The Taylor Swift Effect

From her appearances at Kansas City Chiefs games to having a brief guest spot on “Saturday Night Live,” it seems like pop star Taylor Swift is everywhere these days. Her impact on the economy is so strong it’s been dubbed The Taylor Swift Effect as she increases ratings for Chiefs games and even inspires fall travel plans. As her tour stops in various cities this fall, they experience a rise in hotel occupancy rates, according to travelpulse.com. Unfortunately, that also means higher rates, so if you’re planning to travel to see Taylor, why not combine it with other activities while you’re there?

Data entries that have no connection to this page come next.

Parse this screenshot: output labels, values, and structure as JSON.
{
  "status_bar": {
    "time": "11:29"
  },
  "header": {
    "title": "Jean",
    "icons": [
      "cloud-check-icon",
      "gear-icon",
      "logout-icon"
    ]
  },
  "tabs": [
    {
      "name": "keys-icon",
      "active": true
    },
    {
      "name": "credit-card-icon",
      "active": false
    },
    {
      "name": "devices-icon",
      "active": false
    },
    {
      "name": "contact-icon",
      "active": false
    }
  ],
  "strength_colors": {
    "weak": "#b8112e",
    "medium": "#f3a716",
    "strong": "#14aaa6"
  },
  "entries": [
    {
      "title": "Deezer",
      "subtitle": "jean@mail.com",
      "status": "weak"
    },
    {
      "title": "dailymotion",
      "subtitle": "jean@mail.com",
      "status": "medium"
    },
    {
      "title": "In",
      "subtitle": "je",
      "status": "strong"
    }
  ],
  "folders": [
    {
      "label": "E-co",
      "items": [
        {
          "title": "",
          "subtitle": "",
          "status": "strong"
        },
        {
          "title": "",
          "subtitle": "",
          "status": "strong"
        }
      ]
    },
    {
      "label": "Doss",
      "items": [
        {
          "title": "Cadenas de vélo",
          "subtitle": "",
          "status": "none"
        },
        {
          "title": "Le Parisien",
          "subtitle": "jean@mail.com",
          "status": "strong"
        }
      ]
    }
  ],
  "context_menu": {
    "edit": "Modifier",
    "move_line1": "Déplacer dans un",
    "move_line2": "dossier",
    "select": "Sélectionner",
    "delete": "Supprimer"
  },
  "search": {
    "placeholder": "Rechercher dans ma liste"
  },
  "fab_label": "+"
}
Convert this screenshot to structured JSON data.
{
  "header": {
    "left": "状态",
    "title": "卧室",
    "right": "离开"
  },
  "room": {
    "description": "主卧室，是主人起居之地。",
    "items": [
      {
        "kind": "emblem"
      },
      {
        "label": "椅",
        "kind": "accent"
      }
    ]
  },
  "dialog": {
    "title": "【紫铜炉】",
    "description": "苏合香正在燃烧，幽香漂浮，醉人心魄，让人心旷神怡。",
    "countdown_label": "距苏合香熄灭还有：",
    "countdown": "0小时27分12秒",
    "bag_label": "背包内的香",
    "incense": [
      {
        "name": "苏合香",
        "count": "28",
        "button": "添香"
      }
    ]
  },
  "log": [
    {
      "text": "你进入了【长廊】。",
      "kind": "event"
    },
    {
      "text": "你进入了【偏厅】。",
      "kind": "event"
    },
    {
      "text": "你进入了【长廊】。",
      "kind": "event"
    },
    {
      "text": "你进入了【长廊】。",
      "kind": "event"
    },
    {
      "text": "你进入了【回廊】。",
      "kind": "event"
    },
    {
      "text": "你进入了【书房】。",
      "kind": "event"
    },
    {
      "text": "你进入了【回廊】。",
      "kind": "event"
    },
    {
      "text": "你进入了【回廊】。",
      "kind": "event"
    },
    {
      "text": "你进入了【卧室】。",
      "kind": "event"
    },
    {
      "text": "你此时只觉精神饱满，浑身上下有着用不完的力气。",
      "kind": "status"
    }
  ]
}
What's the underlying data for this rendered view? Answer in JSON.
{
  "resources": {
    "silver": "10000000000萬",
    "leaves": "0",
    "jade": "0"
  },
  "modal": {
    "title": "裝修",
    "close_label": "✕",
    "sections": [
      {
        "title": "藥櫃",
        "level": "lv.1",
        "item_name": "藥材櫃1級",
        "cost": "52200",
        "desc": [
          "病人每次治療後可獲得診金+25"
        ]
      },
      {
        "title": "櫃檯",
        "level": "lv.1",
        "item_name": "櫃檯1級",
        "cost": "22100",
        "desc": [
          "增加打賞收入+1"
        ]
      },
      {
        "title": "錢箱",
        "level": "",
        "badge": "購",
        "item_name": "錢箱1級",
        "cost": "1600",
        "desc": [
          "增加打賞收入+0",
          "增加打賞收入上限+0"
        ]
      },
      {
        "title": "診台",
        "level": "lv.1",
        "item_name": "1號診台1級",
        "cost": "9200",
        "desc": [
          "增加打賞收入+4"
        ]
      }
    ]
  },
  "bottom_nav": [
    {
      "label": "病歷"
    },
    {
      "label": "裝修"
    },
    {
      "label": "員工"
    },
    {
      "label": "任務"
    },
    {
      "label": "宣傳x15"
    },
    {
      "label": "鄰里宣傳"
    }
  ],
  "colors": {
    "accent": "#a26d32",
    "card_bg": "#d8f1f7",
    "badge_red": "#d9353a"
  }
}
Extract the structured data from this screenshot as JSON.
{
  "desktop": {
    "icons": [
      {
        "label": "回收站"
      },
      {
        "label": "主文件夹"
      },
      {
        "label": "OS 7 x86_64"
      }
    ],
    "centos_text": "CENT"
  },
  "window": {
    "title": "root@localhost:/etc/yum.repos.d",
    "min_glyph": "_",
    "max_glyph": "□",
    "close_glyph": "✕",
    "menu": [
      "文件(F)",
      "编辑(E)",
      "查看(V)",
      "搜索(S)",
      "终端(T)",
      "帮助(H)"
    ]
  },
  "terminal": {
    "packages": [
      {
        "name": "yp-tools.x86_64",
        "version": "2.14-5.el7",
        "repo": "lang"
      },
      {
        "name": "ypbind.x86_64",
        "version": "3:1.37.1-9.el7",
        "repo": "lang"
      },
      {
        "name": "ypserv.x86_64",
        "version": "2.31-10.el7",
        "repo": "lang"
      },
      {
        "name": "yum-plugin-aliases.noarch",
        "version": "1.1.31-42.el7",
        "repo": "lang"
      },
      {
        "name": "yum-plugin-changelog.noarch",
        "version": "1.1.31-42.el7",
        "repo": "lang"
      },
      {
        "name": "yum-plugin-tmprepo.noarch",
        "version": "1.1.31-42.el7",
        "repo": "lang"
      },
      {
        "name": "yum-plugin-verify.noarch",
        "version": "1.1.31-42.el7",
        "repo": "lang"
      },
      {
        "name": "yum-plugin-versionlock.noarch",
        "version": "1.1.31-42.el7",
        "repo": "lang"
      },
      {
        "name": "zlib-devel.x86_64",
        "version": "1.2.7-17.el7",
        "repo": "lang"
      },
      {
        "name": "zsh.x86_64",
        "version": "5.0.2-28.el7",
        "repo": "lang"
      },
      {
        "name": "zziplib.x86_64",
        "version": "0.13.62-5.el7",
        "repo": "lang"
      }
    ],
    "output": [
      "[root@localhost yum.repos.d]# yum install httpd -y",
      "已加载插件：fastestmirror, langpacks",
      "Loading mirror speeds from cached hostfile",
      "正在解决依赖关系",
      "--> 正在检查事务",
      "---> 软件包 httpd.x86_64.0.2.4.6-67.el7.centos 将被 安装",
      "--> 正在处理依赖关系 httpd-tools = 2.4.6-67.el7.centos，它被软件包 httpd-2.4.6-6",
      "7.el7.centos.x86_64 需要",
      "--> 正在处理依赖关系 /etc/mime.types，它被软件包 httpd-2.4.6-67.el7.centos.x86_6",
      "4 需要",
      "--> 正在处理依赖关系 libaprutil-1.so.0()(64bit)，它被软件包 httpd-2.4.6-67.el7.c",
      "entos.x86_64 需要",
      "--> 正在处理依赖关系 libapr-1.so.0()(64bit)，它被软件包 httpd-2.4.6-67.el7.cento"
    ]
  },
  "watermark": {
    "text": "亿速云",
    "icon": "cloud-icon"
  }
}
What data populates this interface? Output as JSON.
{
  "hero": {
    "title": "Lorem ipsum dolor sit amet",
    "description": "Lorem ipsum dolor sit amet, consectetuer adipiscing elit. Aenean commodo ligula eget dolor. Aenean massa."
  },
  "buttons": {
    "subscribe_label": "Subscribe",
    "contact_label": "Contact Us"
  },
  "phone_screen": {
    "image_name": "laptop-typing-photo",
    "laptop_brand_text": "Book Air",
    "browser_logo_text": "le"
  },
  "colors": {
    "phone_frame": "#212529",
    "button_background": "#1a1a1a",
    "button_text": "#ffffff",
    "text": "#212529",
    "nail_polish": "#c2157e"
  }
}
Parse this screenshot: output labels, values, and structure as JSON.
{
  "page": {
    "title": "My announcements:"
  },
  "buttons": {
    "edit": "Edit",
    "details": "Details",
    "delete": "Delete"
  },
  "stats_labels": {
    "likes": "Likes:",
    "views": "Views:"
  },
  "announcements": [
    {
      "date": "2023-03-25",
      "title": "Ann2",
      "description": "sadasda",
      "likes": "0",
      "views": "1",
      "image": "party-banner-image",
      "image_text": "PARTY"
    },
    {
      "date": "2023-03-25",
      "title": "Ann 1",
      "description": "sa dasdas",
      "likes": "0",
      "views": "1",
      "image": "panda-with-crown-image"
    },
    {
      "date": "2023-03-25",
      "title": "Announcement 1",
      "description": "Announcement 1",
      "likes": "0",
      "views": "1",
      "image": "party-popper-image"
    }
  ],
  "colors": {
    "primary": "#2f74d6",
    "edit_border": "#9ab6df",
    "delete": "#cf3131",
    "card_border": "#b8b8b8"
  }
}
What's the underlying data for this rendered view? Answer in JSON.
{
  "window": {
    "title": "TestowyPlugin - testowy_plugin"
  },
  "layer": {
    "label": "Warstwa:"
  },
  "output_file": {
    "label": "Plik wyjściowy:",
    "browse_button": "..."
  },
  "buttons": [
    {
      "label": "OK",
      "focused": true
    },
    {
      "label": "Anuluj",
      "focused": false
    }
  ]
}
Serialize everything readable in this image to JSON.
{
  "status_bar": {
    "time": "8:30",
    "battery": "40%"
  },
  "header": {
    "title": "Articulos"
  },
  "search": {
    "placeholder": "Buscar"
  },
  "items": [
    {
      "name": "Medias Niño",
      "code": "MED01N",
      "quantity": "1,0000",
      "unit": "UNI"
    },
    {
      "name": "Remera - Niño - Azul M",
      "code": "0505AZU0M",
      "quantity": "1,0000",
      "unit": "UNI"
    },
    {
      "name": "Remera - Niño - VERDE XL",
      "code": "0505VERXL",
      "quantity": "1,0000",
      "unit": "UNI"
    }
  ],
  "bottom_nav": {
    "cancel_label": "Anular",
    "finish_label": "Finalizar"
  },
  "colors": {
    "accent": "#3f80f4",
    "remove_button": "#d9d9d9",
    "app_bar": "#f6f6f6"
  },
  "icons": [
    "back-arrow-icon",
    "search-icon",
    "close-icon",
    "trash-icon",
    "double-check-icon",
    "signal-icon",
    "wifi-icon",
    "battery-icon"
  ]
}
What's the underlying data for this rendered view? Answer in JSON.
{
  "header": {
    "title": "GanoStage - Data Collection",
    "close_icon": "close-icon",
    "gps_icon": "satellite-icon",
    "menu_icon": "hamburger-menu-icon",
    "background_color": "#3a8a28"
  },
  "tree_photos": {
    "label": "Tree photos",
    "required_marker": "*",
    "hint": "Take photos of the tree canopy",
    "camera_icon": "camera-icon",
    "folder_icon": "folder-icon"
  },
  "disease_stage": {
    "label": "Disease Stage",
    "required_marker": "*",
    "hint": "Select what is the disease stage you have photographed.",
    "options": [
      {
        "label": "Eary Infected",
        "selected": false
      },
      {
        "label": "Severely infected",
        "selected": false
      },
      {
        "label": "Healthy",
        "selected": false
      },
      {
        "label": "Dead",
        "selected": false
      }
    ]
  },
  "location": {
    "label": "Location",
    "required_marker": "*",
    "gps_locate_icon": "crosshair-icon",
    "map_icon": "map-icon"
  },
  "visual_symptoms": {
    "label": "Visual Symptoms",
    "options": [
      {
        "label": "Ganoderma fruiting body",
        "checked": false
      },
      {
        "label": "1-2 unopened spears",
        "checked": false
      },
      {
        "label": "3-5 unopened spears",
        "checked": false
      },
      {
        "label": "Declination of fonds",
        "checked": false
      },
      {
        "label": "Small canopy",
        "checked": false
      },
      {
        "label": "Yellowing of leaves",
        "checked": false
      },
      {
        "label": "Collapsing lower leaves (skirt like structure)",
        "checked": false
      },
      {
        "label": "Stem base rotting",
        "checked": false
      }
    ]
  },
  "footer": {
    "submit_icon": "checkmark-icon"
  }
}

The singer is scheduled to perform in Indianapolis on Nov. 1-3, which makes it perfect for a stop at Eagle Creek Park, where you can rent a kayak, canoe, pontoon boat, pedal boat or sailboat, work your way through a ropes course or zip line through the fall leaves. Or add The Eiteljorg Museum of American Indians & Western Art to your itinerary to see world-class art and learn about their associated history and cultures.